• **Problem description**
Set down each entry below exactly as written, keeping the pictures out.

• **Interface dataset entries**
━━━━━━

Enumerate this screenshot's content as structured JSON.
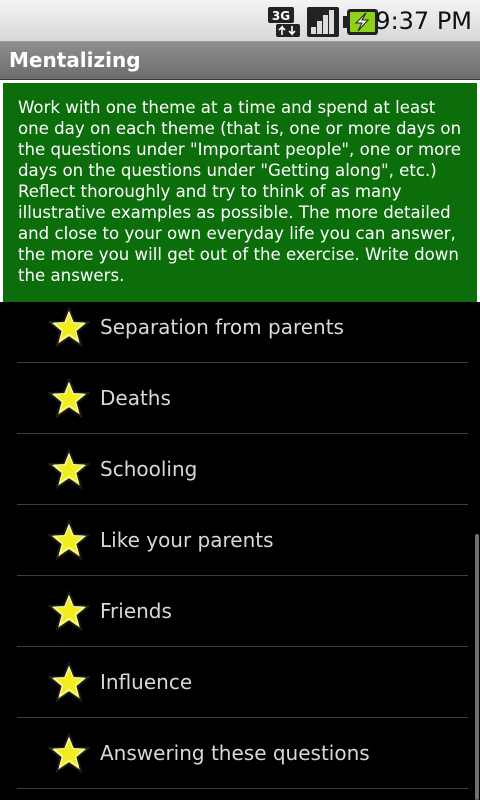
{
  "status_bar": {
    "network_type": "3G",
    "time": "9:37 PM",
    "icons": [
      "3g-data-icon",
      "signal-strength-icon",
      "battery-charging-icon"
    ]
  },
  "app": {
    "title": "Mentalizing"
  },
  "intro": {
    "text": "Work with one theme at a time and spend at least one day on each theme (that is, one or more days on the questions under \"Important people\", one or more days on the questions under \"Getting along\", etc.) Reflect thoroughly and try to think of as many illustrative examples as possible. The more detailed and close to your own everyday life you can answer, the more you will get out of the exercise. Write down the answers."
  },
  "list": {
    "items": [
      {
        "label": "Separation from parents",
        "icon": "star-icon"
      },
      {
        "label": "Deaths",
        "icon": "star-icon"
      },
      {
        "label": "Schooling",
        "icon": "star-icon"
      },
      {
        "label": "Like your parents",
        "icon": "star-icon"
      },
      {
        "label": "Friends",
        "icon": "star-icon"
      },
      {
        "label": "Influence",
        "icon": "star-icon"
      },
      {
        "label": "Answering these questions",
        "icon": "star-icon"
      }
    ]
  },
  "colors": {
    "intro_background": "#0b6e0b",
    "star_fill": "#f2ee1e",
    "list_background": "#000000",
    "list_text": "#d8d8d8"
  }
}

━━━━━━

• **Task answer**
Enumerate this screenshot's content as structured JSON.
{
  "status_bar": {
    "network_type": "3G",
    "time": "9:37 PM",
    "icons": [
      "3g-data-icon",
      "signal-strength-icon",
      "battery-charging-icon"
    ]
  },
  "app": {
    "title": "Mentalizing"
  },
  "intro": {
    "text": "Work with one theme at a time and spend at least one day on each theme (that is, one or more days on the questions under \"Important people\", one or more days on the questions under \"Getting along\", etc.) Reflect thoroughly and try to think of as many illustrative examples as possible. The more detailed and close to your own everyday life you can answer, the more you will get out of the exercise. Write down the answers."
  },
  "list": {
    "items": [
      {
        "label": "Separation from parents",
        "icon": "star-icon"
      },
      {
        "label": "Deaths",
        "icon": "star-icon"
      },
      {
        "label": "Schooling",
        "icon": "star-icon"
      },
      {
        "label": "Like your parents",
        "icon": "star-icon"
      },
      {
        "label": "Friends",
        "icon": "star-icon"
      },
      {
        "label": "Influence",
        "icon": "star-icon"
      },
      {
        "label": "Answering these questions",
        "icon": "star-icon"
      }
    ]
  },
  "colors": {
    "intro_background": "#0b6e0b",
    "star_fill": "#f2ee1e",
    "list_background": "#000000",
    "list_text": "#d8d8d8"
  }
}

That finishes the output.